UX (User Experience) doesn’t need to be scary and complicated. In my last article, I told readers this and provided a few simple ways to allow anyone to help craft great experiences.
I was pleasantly surprised with awesome responses from those looking to step-up their UX game to the next level. So, without further ado, here’s tips and tricks anybody can use to boost their website or app’s user experience — level 2.
1 — Wireframe designs before any designing happens
Wireframing involves designing your product’s “skeleton” interface, using only basic items such as lines, shapes, words and boxes. This is a crucial element of many comprehensive UX processes and is where a UX designer’s knowledge really shines, as they can’t hide behind anything pretty. The focus here is on why and how the interface is shaped the way it is. Wireframes often focus on the layout of information across numerous pages, where information is placed on a page, various key user flows, placement of buttons and more.
Many often think that wireframing sounds difficult, but it doesn’t need to be difficult. Start with a pen and paper (or choose from a vast number of online tools), and sketch out what you have in mind. Consider whether the placement of information makes sense to you, let alone any other users. Show friends your wireframe and see if it makes sense to them.
2 — Run UX reviews regularly as the product changes and grows
Crafting a great experience is never a one-time effort. The dynamic nature of many products means you constantly need to review the UX of new and already existing features. Focusing only on the experience of new features is a surefire way to let the overall experience you work so hard on slip away.
3 — Craft useful empty states
Many people focus on the state of designs and products assuming that information already exists. In an ideal world this is great, but back here in reality most of your busy tables, cards or graphs will start off without any data. The good news is that, with enough thought, these states present a great opportunity for boosting key metrics by encouraging user input. Plus they help keep users occupied on an otherwise boring screen!
What can you consider? Identify the key action you want users to complete and consider creative graphics, messages, tool-tips or so on to encourage users towards that action. Look at what other creative solutions are out in the wild for inspiration here.
4 — Count the number of taps or clicks to complete various flows
Typically, people are wired to find the maximum return from the minimum effort. If your key flows take too long to complete, users will get annoyed and are unlikely to be returning users. As a product grows and changes, the amount of clicks or taps to complete an action can balloon if unchecked. Ensure that, as changes roll in, you keep an eye on how long your key flows take to complete and optimise them accordingly.
Consider booking an Uber. Booking a ride, at its shortest, can take me three taps once I’ve logged in and added my payment method. If I had to add my payment details each time, the experience would take much longer. And I’d probably get annoyed and tweet at Uber to stop such madness!
5 — Focus on data and users, less on the “unrelated know-it alls”
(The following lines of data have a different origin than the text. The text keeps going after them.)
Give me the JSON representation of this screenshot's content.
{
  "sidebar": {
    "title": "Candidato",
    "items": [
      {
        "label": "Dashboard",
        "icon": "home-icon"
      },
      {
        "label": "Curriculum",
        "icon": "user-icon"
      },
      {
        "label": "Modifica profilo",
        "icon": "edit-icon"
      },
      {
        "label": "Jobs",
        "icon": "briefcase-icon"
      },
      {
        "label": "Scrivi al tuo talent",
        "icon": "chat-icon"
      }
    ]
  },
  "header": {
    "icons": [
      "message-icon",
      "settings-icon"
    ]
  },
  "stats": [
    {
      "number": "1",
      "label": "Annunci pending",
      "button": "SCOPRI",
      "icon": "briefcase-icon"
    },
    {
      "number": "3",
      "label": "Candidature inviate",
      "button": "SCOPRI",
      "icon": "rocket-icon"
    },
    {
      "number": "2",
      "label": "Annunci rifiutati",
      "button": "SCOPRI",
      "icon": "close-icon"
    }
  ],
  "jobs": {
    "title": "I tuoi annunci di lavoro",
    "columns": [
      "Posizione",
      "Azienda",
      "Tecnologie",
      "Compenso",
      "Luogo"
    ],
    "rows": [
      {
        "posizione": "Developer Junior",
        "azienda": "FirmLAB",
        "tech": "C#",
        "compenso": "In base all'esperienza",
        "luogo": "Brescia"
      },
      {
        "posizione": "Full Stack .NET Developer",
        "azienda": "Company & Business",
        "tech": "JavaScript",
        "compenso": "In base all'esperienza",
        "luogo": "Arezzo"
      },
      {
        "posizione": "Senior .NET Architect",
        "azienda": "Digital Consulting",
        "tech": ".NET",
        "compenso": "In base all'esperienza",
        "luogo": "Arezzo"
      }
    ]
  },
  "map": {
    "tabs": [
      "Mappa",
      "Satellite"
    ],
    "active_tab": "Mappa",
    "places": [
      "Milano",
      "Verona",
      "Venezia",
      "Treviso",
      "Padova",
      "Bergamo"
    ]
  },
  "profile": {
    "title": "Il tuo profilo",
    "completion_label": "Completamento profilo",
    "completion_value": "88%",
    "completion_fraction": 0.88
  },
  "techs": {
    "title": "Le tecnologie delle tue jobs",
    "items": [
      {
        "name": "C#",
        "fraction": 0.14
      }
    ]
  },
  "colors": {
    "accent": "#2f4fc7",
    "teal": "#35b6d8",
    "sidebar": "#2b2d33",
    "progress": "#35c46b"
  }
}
User Experience is a field prone to input from everybody thinking that they know it all. I can’t count the number of times I’ve heard seniors in unrelated business functions say “Change A to B because B is great UX”. I call these people the “unrelated know-it alls”. The truth is, nobody knows everything about UX — not even those claiming to be the best. Why? UX is contextual. Something that skyrocketed key metrics in one product won’t necessarily do the same in another.
The key to making a great experience is focusing on data and user feedback. Most of the time, letting the numbers and voices do the talking for you is a great way to create a kick-ass experience. A sharp rise in a page’s exit rate from 45% to 90% after your boss insisted on a huge change is a great way to let the numbers talk for you instead of having a debate.
6 — Only show users information when they really need that information
We live in a modern day world of information overload. We are bombarded with more information than ever from the moment we rise to the moment we sleep. As a result, many people are actively looking to reduce the constant overload we face every day. At its simplest, your product is just another source of information. Many will seeks ways to consume the minimum amount of information for the greatest return. Providing only the necessary information at the right time is a great way to help users achieve this in a minimal fashion— find what they want quickly and without feeling totally overwhelmed.
Consider a Weather app. Most people use such an app to typically answer a very specific question — tell me the temperature at X. Bar some, most people won’t care much for air pressure or visibility at that time. They just want to know what to wear that day. This is a great example as to why Apple’s Weather iOS app hides such details below the fold — because most people don’t need that degree of information, so why bombard them with unnecessary information?
You can also find this article on my Medium page here